- EXERCISE: Nothing in the entries may be altered; copy them in full.

- PROVIDED MATERIAL:
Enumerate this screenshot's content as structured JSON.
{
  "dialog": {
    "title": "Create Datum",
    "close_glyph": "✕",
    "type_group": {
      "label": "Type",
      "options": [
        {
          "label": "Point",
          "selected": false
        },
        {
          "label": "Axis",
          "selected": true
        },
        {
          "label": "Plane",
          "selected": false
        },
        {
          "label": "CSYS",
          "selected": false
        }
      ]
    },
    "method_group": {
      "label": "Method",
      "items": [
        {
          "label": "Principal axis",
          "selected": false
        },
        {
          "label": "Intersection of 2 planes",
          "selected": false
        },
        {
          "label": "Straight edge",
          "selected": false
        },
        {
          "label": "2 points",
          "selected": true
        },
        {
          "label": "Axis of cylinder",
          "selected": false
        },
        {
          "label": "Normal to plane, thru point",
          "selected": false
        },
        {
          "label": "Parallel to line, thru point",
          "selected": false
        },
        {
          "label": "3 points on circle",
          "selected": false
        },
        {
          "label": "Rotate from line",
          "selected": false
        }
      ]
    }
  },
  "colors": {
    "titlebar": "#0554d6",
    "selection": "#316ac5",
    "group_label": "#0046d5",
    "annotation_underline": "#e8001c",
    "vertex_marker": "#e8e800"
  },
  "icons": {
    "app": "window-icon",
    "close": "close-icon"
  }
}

- WRITTEN REPLY:
Enumerate this screenshot's content as structured JSON.
{
  "dialog": {
    "title": "Create Datum",
    "close_glyph": "✕",
    "type_group": {
      "label": "Type",
      "options": [
        {
          "label": "Point",
          "selected": false
        },
        {
          "label": "Axis",
          "selected": true
        },
        {
          "label": "Plane",
          "selected": false
        },
        {
          "label": "CSYS",
          "selected": false
        }
      ]
    },
    "method_group": {
      "label": "Method",
      "items": [
        {
          "label": "Principal axis",
          "selected": false
        },
        {
          "label": "Intersection of 2 planes",
          "selected": false
        },
        {
          "label": "Straight edge",
          "selected": false
        },
        {
          "label": "2 points",
          "selected": true
        },
        {
          "label": "Axis of cylinder",
          "selected": false
        },
        {
          "label": "Normal to plane, thru point",
          "selected": false
        },
        {
          "label": "Parallel to line, thru point",
          "selected": false
        },
        {
          "label": "3 points on circle",
          "selected": false
        },
        {
          "label": "Rotate from line",
          "selected": false
        }
      ]
    }
  },
  "colors": {
    "titlebar": "#0554d6",
    "selection": "#316ac5",
    "group_label": "#0046d5",
    "annotation_underline": "#e8001c",
    "vertex_marker": "#e8e800"
  },
  "icons": {
    "app": "window-icon",
    "close": "close-icon"
  }
}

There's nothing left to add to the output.